My final point examines whether we are conditioned to see certain things as being “good” or “bad.” As I mentioned earlier, the fake “Good Place” had everything that we have been conditioned to know as good, while all the while being a place of tension and unrest. This is truly antithetical to what heaven is supposed to be. Heaven should be a place of peace and serenity, not something that looks like paradise but feels like hell. Similarly, things that might appear unpleasant or difficult might actually yield the most good for us. We often see these challenges as something to be avoided rather than embraced for the fear that it won’t “feel good.” And what doesn’t “feel good” has to be bad, right? Wrong! This show exhibited this with the classic case of the “got yous” with the fake “Good Place.” Eleanor, Chidi, Tahani, and Jason figured out that they were in the bad place because something just didn’t feel quite right about where they were. Once they came to this realization, it motivated them to try to do the right things so that they could receive salvation and get to the real “Good Place” on their own.
The question that the show is now exploring is whether or not one has to achieve a certain amount of good deeds in order to get to spend salvation in true paradise. Our humans were lucky; they were able to get a demon on their side to give them a second chance at getting their lives right. Not everything has been easy for them in this new timeline, and there have been temptation along the way. However, everything they have perceived about “good” and “bad” have been jumbled up, and now they must figure out how to find salvation in a place wherein not everything is as clear cut as the point system suggests. Welcome to Earth! They, like the rest of us, must figure out how to live their best lives, so that the afterlife can be even better.

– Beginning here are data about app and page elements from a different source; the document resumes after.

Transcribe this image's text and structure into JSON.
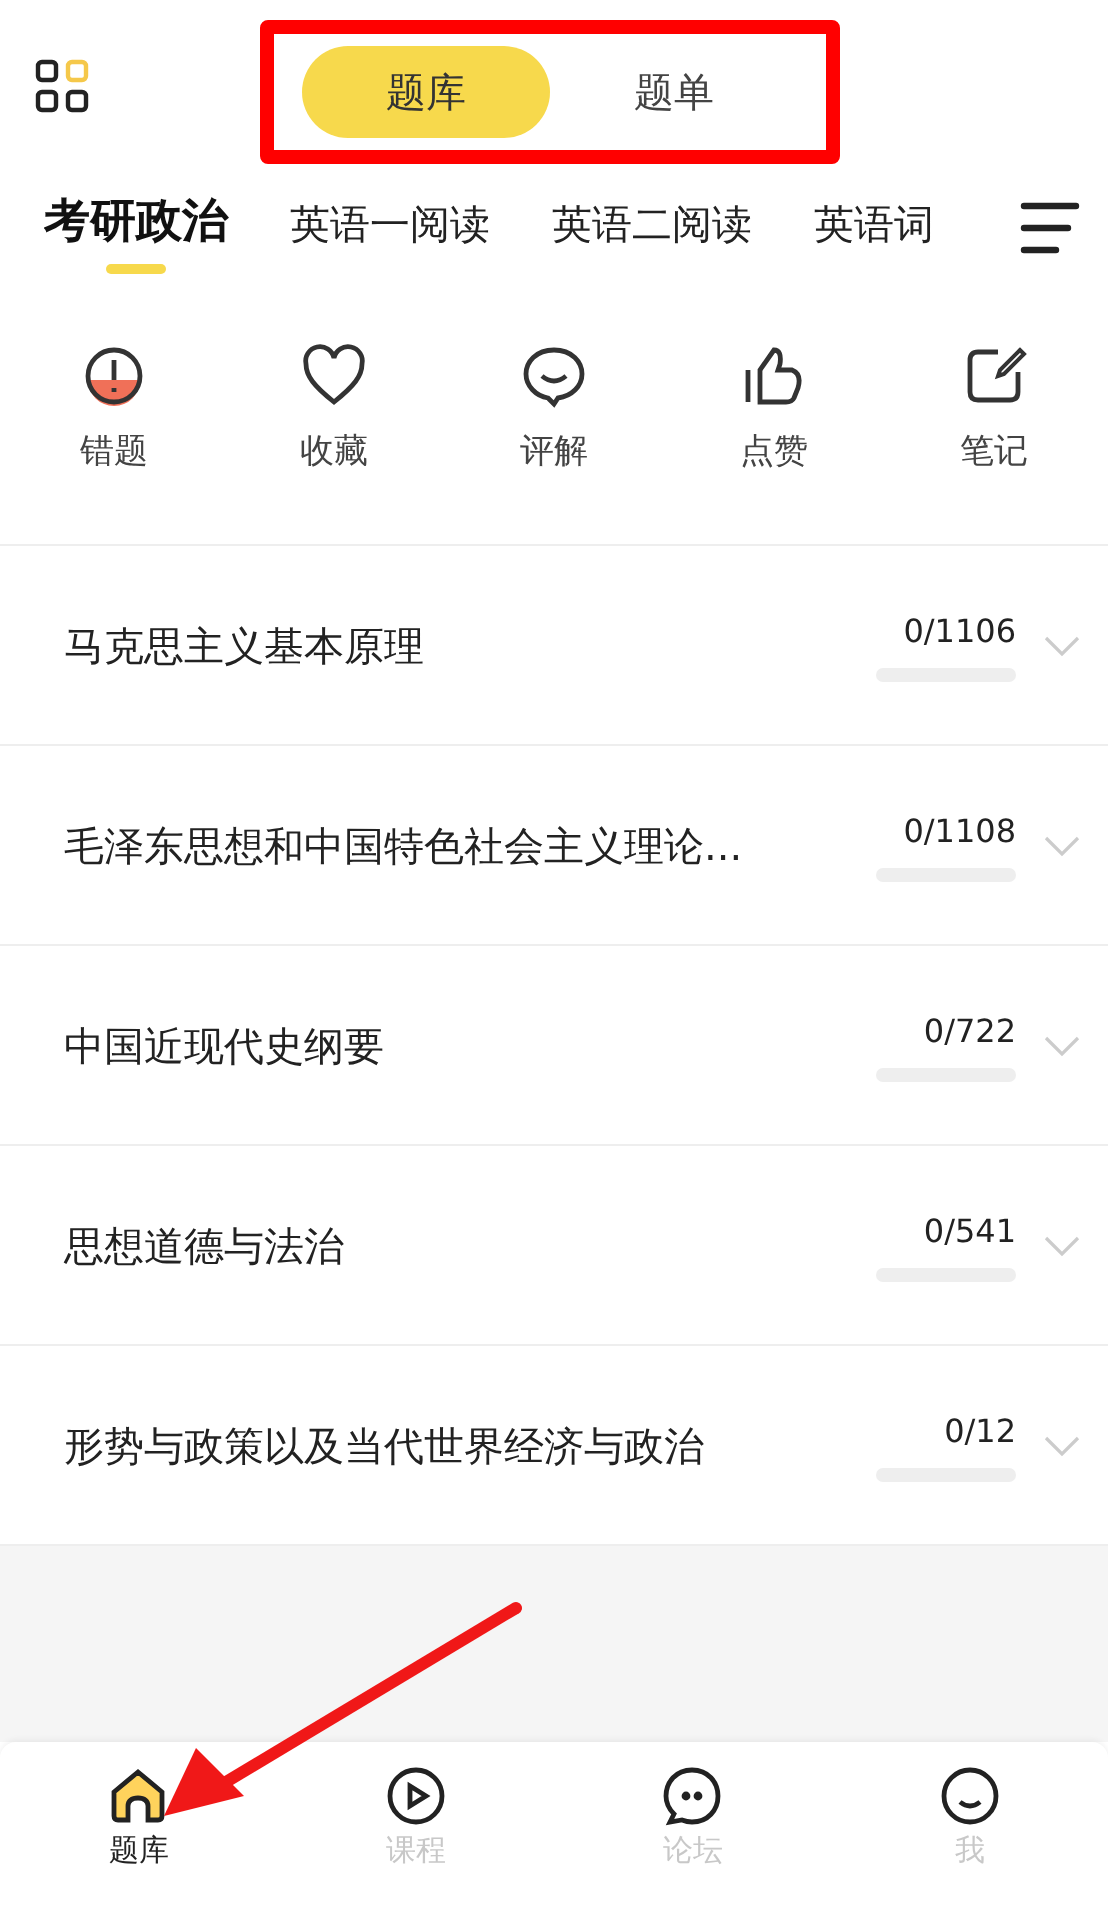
{
  "mode_tabs": [
    {
      "label": "题库",
      "selected": true
    },
    {
      "label": "题单",
      "selected": false
    }
  ],
  "subject_tabs": [
    {
      "label": "考研政治",
      "selected": true
    },
    {
      "label": "英语一阅读",
      "selected": false
    },
    {
      "label": "英语二阅读",
      "selected": false
    },
    {
      "label": "英语词",
      "selected": false
    }
  ],
  "shortcuts": [
    {
      "kind": "wrong",
      "label": "错题"
    },
    {
      "kind": "favorite",
      "label": "收藏"
    },
    {
      "kind": "comment",
      "label": "评解"
    },
    {
      "kind": "like",
      "label": "点赞"
    },
    {
      "kind": "note",
      "label": "笔记"
    }
  ],
  "chapters": [
    {
      "title": "马克思主义基本原理",
      "count": "0/1106",
      "level": 0
    },
    {
      "title": "毛泽东思想和中国特色社会主义理论...",
      "count": "0/1108",
      "level": 0
    },
    {
      "title": "中国近现代史纲要",
      "count": "0/722",
      "level": 0
    },
    {
      "title": "思想道德与法治",
      "count": "0/541",
      "level": 0
    },
    {
      "title": "形势与政策以及当代世界经济与政治",
      "count": "0/12",
      "level": 0
    }
  ],
  "bottom_nav": [
    {
      "kind": "home",
      "label": "题库",
      "selected": true
    },
    {
      "kind": "play",
      "label": "课程",
      "selected": false
    },
    {
      "kind": "chat",
      "label": "论坛",
      "selected": false
    },
    {
      "kind": "smile",
      "label": "我",
      "selected": false
    }
  ]
}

Unlike beauty, good and bad isn’t always in the eye of the beholder; there are definitely things that are clearly bad and should be avoided, and there are things that are good, that we should strive for. But there are definite gray areas, more often than not, and it is our handling of those situational gray areas that helps us better understand right from wrong. Motive for a specific action can truly determine if one is doing the right thing, or if one is making the wrong choice. I can’t wait to see where this third season takes us!
Plus seeing Adam Scott as a narcissistic son of a gun is quite possibly the best thing ever! It’s Ben Wyatt gone bad! (Shout out to y’all who get that reference!)